- Opening Delimiter -

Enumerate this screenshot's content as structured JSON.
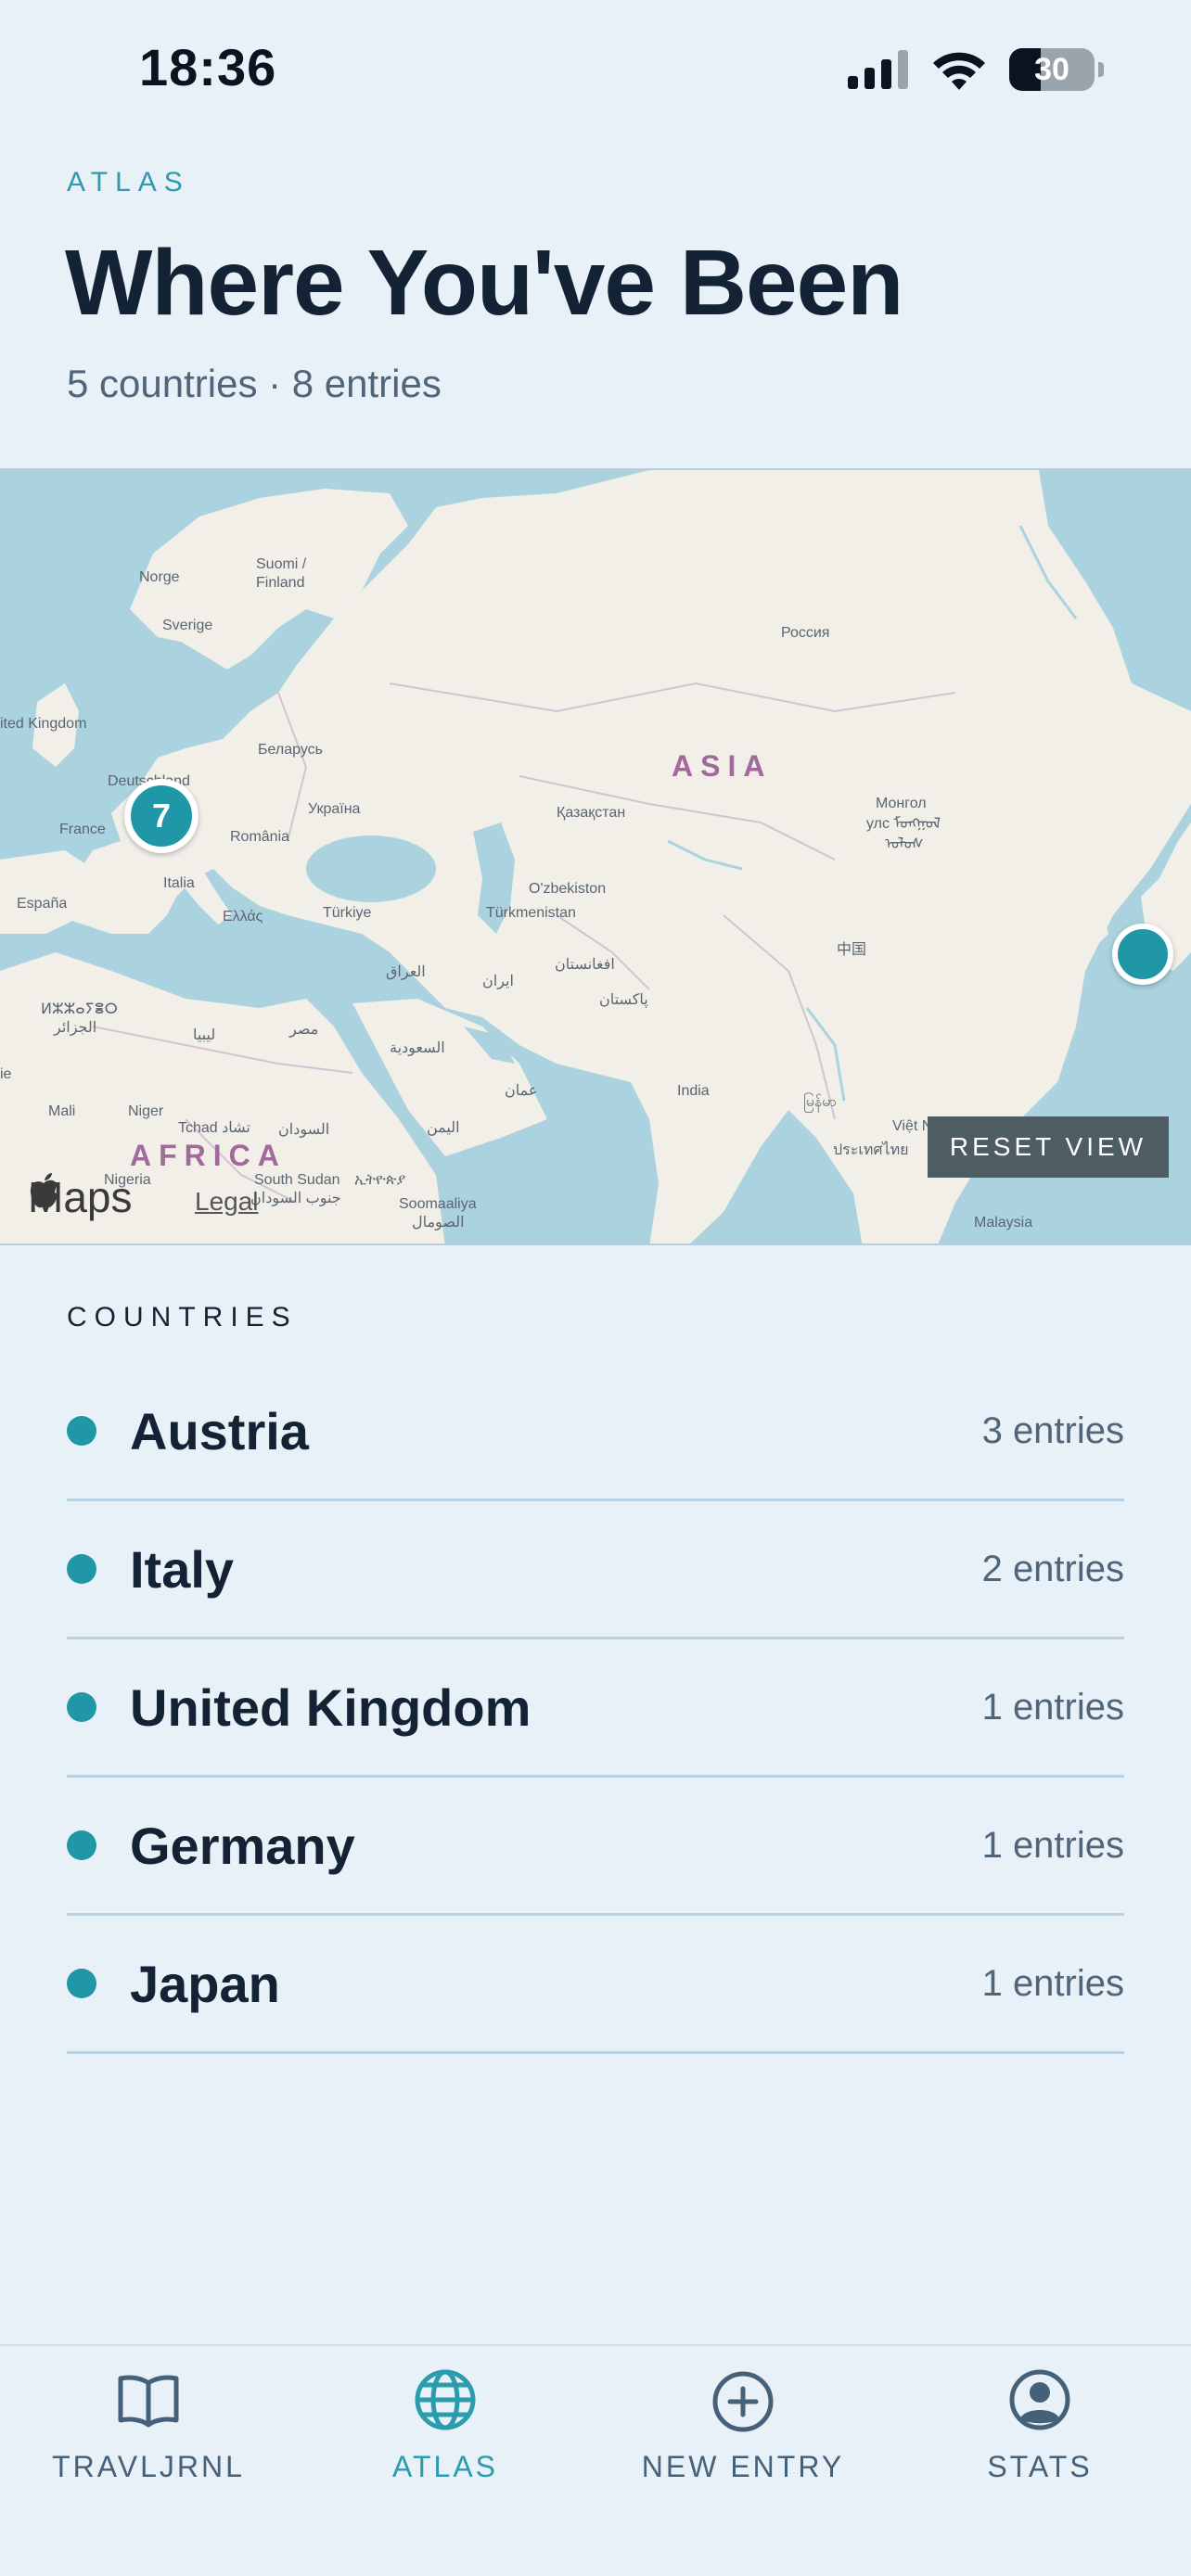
{
  "status_bar": {
    "time": "18:36",
    "battery": "30",
    "icons": [
      "cellular-signal-icon",
      "wifi-icon",
      "battery-icon"
    ]
  },
  "header": {
    "app_label": "ATLAS",
    "title": "Where You've Been",
    "subtitle": "5 countries · 8 entries"
  },
  "map": {
    "labels": {
      "norge": "Norge",
      "suomi": "Suomi /",
      "finland": "Finland",
      "sverige": "Sverige",
      "rossiya": "Россия",
      "united_kingdom": "ited Kingdom",
      "belarus": "Беларусь",
      "deutschland": "Deutschland",
      "asia": "ASIA",
      "mongol": "Монгол",
      "mongol_2": "улс ᠮᠣᠩᠭᠣᠯ",
      "mongol_3": "ᠤᠯᠤᠰ",
      "ukraina": "Україна",
      "kazakhstan": "Қазақстан",
      "france": "France",
      "romania": "România",
      "italia": "Italia",
      "espana": "España",
      "ellas": "Ελλάς",
      "turkiye": "Türkiye",
      "uzbekistan": "O'zbekiston",
      "turkmenistan": "Türkmenistan",
      "zhongguo": "中国",
      "afghanistan": "افغانستان",
      "iraq": "العراق",
      "iran": "ایران",
      "pakistan": "پاکستان",
      "algeria_1": "ⵍⵣⵣⴰⵢⴻⵔ",
      "algeria_2": "الجزائر",
      "libya": "ليبيا",
      "misr": "مصر",
      "saudi": "السعودية",
      "oman": "عمان",
      "india": "India",
      "mali": "Mali",
      "niger": "Niger",
      "tchad": "Tchad تشاد",
      "sudan": "السودان",
      "yemen": "اليمن",
      "africa": "AFRICA",
      "nigeria": "Nigeria",
      "south_sudan": "South Sudan",
      "south_sudan_ar": "جنوب السودان",
      "ethiopia": "ኢትዮጵያ",
      "somalia": "Soomaaliya",
      "somalia_ar": "الصومال",
      "myanmar": "မြန်မာ",
      "thailand": "ประเทศไทย",
      "vietnam": "Việt Nam",
      "malaysia": "Malaysia",
      "edge_ie": "ie"
    },
    "cluster_count": "7",
    "reset_label": "RESET VIEW",
    "brand": "Maps",
    "legal": "Legal"
  },
  "countries": {
    "section_label": "COUNTRIES",
    "items": [
      {
        "name": "Austria",
        "count": "3 entries"
      },
      {
        "name": "Italy",
        "count": "2 entries"
      },
      {
        "name": "United Kingdom",
        "count": "1 entries"
      },
      {
        "name": "Germany",
        "count": "1 entries"
      },
      {
        "name": "Japan",
        "count": "1 entries"
      }
    ]
  },
  "tab_bar": {
    "tabs": [
      {
        "label": "TRAVLJRNL",
        "icon": "book-icon"
      },
      {
        "label": "ATLAS",
        "icon": "globe-icon",
        "active": true
      },
      {
        "label": "NEW ENTRY",
        "icon": "plus-circle-icon"
      },
      {
        "label": "STATS",
        "icon": "user-circle-icon"
      }
    ]
  },
  "colors": {
    "accent": "#1f97a7",
    "background": "#e8f1f7",
    "title": "#142235",
    "water": "#aad3df",
    "land": "#f2efe9"
  }
}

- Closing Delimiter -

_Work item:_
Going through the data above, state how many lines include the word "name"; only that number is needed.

_Answer to the problem:_
5